Inflammatory and noninflammatory arthritis are the two most common forms of the condition.
There are dozens of different arthritis types. One of the most common types of inflammatory arthritis is rheumatoid arthritis (RA), and the most common type of noninflammatory arthritis is known as osteoarthritis (OA).
OA and RA both have very different causes.
Causes of osteoarthritis
Even though it’s called noninflammatory arthritis, OA can still result in some inflammation of the joints. The difference is that this inflammation probably results from wear and tear.
OA happens when a joint’s cartilage breaks down. Cartilage is the slick tissue that covers and cushions the ends of the bones in a joint.

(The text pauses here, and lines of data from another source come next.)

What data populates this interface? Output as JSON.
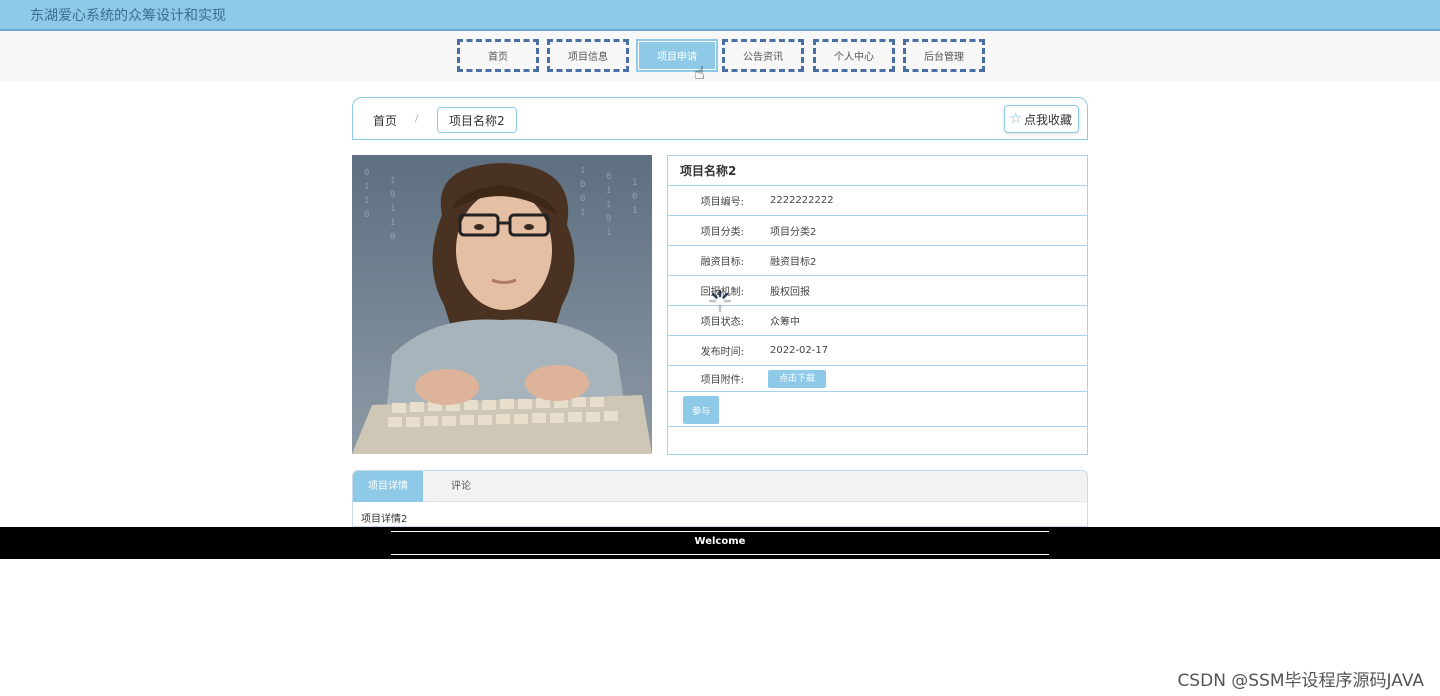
{
  "app": {
    "title": "东湖爱心系统的众筹设计和实现"
  },
  "nav": {
    "items": [
      {
        "label": "首页"
      },
      {
        "label": "项目信息"
      },
      {
        "label": "项目申请"
      },
      {
        "label": "公告资讯"
      },
      {
        "label": "个人中心"
      },
      {
        "label": "后台管理"
      }
    ],
    "active_index": 2
  },
  "breadcrumb": {
    "home": "首页",
    "separator": "/",
    "current": "项目名称2"
  },
  "favorite": {
    "icon": "star-outline-icon",
    "label": "点我收藏"
  },
  "project": {
    "name": "项目名称2",
    "fields": [
      {
        "label": "项目编号:",
        "value": "2222222222"
      },
      {
        "label": "项目分类:",
        "value": "项目分类2"
      },
      {
        "label": "融资目标:",
        "value": "融资目标2"
      },
      {
        "label": "回报机制:",
        "value": "股权回报"
      },
      {
        "label": "项目状态:",
        "value": "众筹中"
      },
      {
        "label": "发布时间:",
        "value": "2022-02-17"
      }
    ],
    "attachment_label": "项目附件:",
    "download_label": "点击下载",
    "join_label": "参与"
  },
  "tabs": {
    "items": [
      {
        "label": "项目详情"
      },
      {
        "label": "评论"
      }
    ],
    "active_index": 0,
    "content": "项目详情2"
  },
  "footer": {
    "text": "Welcome"
  },
  "watermark": "CSDN @SSM毕设程序源码JAVA",
  "colors": {
    "accent": "#8ec9e8",
    "nav_border": "#4a6fa5",
    "footer_bg": "#000000"
  }
}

Injuring a joint can accelerate the progression of OA, but even everyday activities can contribute to OA later in life. Being overweight and putting extra strain on the joints can also cause OA.

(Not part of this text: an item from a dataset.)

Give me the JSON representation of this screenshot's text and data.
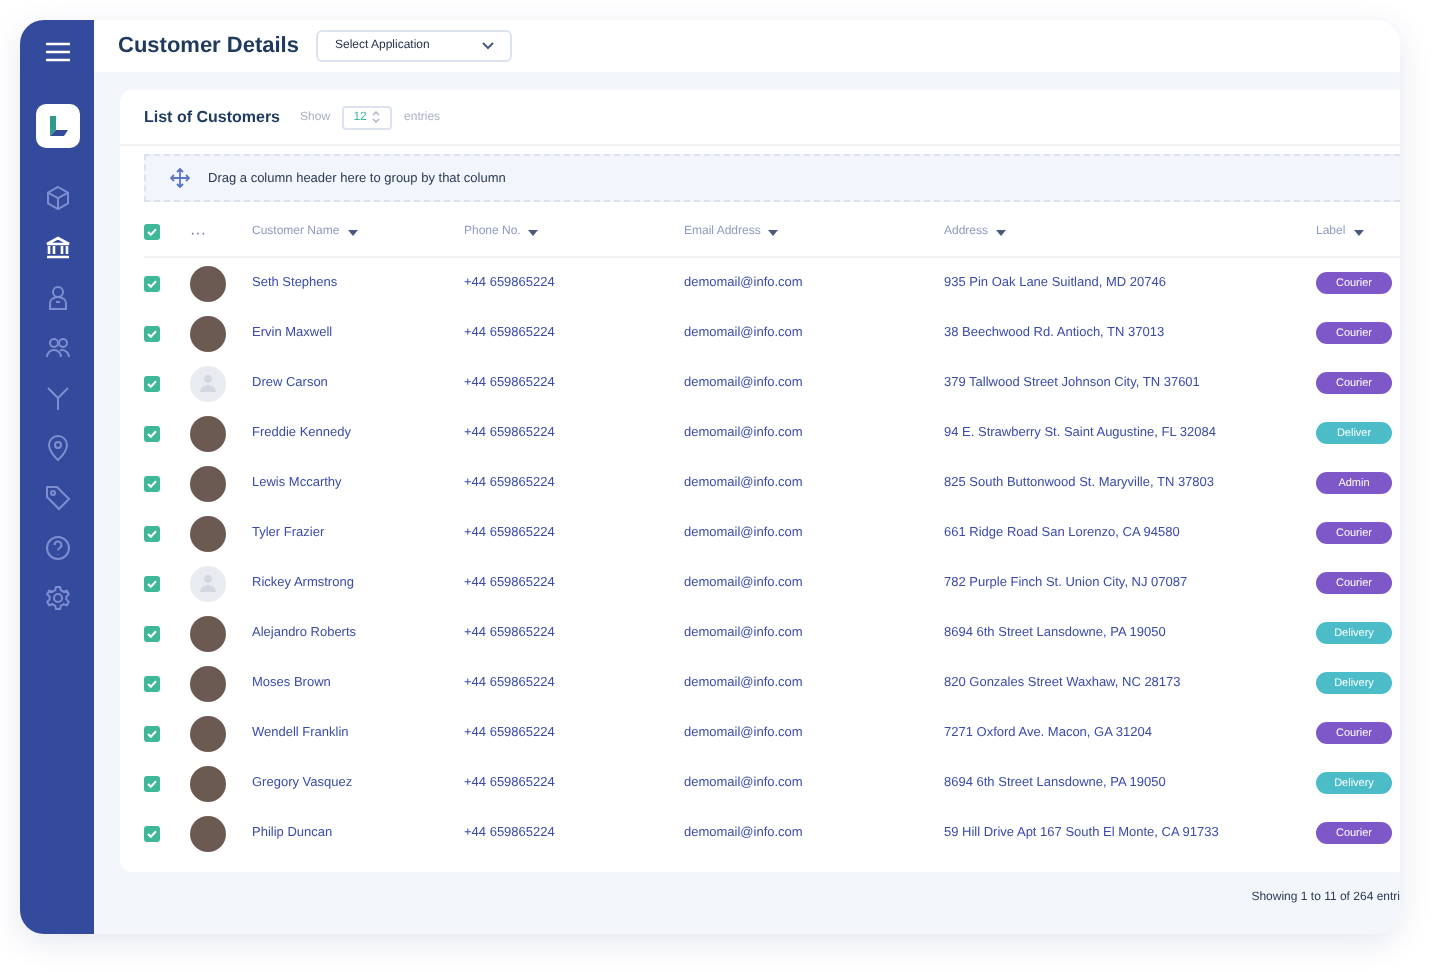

Causes of rheumatoid arthritis
RA is a much more complicated disease, but it usually affects the:
Like psoriasis or lupus, RA is an autoimmune disease. This means the body’s immune system attacks healthy tissue.
The cause of RA still remains a mystery. Because women are more likely to develop RA than men are, researchers believe that it may involve genetic or hormonal factors.

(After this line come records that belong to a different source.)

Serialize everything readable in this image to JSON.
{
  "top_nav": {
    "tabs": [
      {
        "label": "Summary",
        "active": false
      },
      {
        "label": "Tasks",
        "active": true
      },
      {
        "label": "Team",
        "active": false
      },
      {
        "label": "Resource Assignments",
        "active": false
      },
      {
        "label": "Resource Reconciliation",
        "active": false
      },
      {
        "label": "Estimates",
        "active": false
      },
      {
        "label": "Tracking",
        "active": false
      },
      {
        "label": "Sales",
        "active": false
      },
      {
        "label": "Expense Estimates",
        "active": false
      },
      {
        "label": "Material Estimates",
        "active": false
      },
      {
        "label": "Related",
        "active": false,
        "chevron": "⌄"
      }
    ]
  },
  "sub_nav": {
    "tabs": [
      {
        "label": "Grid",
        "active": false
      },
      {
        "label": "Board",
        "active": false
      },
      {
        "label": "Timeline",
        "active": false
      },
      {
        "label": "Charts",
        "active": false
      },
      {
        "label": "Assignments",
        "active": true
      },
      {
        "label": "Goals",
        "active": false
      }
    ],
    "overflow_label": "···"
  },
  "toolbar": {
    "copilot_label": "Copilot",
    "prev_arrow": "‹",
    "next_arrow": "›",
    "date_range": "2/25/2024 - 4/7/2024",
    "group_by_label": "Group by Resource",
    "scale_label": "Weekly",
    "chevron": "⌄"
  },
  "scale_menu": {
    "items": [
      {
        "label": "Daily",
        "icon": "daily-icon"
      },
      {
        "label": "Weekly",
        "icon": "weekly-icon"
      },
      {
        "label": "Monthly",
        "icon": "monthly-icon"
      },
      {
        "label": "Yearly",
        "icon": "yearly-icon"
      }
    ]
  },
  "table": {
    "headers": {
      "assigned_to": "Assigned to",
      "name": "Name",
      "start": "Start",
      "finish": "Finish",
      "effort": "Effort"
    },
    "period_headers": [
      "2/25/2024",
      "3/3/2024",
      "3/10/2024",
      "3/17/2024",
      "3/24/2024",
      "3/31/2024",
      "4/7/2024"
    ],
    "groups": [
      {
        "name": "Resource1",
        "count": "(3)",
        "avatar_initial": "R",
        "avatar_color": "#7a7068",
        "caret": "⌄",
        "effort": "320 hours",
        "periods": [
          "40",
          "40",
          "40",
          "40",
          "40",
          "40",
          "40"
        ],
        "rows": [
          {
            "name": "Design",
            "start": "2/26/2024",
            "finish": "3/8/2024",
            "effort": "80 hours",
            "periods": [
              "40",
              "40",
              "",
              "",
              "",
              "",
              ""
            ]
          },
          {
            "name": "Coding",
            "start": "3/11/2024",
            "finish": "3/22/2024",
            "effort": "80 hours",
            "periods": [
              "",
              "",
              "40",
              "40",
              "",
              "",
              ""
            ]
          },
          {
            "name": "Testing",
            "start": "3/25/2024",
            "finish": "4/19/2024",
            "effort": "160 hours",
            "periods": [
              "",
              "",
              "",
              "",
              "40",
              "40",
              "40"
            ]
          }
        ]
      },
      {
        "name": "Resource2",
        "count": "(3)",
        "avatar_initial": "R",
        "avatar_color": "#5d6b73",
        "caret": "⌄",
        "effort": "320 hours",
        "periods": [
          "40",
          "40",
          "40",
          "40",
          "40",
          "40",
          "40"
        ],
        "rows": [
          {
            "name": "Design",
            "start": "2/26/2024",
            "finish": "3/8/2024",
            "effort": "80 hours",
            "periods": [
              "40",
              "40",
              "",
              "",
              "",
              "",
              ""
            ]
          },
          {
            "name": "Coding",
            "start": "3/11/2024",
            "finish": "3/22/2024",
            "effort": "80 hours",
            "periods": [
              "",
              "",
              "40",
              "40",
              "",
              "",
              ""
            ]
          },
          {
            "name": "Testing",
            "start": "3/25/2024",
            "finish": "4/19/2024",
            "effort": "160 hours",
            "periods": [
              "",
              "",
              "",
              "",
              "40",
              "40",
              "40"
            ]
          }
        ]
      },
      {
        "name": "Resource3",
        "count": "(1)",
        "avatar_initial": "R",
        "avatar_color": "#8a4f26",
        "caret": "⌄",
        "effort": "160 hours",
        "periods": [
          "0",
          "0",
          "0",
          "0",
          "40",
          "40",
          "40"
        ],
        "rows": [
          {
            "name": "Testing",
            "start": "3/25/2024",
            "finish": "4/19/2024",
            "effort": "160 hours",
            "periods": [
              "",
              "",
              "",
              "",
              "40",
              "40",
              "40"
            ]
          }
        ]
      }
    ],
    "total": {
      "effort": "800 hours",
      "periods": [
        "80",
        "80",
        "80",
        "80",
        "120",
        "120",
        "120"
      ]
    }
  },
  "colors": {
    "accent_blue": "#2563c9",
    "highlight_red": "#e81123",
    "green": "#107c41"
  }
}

RA can also appear in children, and it can affect other body parts, like the eyes and lungs.
The symptoms of RA and OA are similar, in that they both involve stiffness, pain, and swelling in the joints.
But the stiffness associated with RA tends to last longer than it does during flare-ups of OA, and is generally worse first thing in the morning.
The discomfort associated with OA is usually concentrated in the affected joints. RA is a systemic disease, so its symptoms can also include weakness and fatigue.
After your doctor performs a physical examination of the joints, they may order screening tests.
Your doctor may order a blood test to determine if the joint problem is due to RA. This is to look for the presence of “rheumatoid factor” or cyclic citrullinated antibodies that are usually found in people with RA.
Arthritis is treated differently depending on the type:
Your doctor may recommend nonsteroidal anti-inflammatory drugs (NSAIDs) such as ibuprofen for minor flare-ups or mild cases of arthritis.
Corticosteroids, which can be taken orally or by injection, can reduce inflammation in the joints.
Physical therapy can help improve muscle strength and your range of motion. Stronger muscles can better support a joint, possibly easing pain during movement.
When damage to the joint is severe, your doctor might recommend surgery to repair or replace the joint. This is typically done only after other treatments fail to give you enough pain relief and mobility.
NSAIDs and corticosteroids might be used to help reduce pain and swelling for people with RA, but there are also specific drugs designed to treat this type of arthritis.
Some of these include:
- Disease-modifying antirheumatic drugs (DMARDs): DMARDs block your body’s immune system response, which helps slow down the progression of RA.
- Biologics: These drugs respond to the immune system’s response that causes inflammation instead of blocking the whole immune system.
- Janus kinase (JAK) inhibitors: This is a new type of DMARD that blocks certain immune system responses to prevent inflammation and joint damage.
New drugs continue to be tested to help treat RA and reduce symptom intensity. And like OA, RA symptoms can sometimes be relieved through physical therapy.
Living with OA or RA can be a challenge. Regular exercise and weight loss can help reduce the burden on your joints. Exercise not only contributes to weight loss, but it also can help support the joints by strengthening the muscles around them.
Assistive devices, like canes, raised toilet seats, or equipment to help you drive a car and open jar lids, are available to help you maintain independence and daily function.
Eating a healthy diet that includes lots of fruits, vegetables, low-fat proteins, and whole grains can also help ease inflammation and prevent weight gain.
Even though there’s no cure for OA or RA, both conditions are treatable. As with most health challenges, getting an early diagnosis and a head start on treatment often results in the best outcomes.
Don’t just chalk joint stiffness up to another unavoidable sign of aging. If there’s swelling, pain, or stiffness, it’s a good idea to make an appointment with your doctor, especially if these symptoms interfere with your daily activities.
Aggressive treatment and a better understanding of your specific condition may help keep you more active and more comfortable in the years ahead.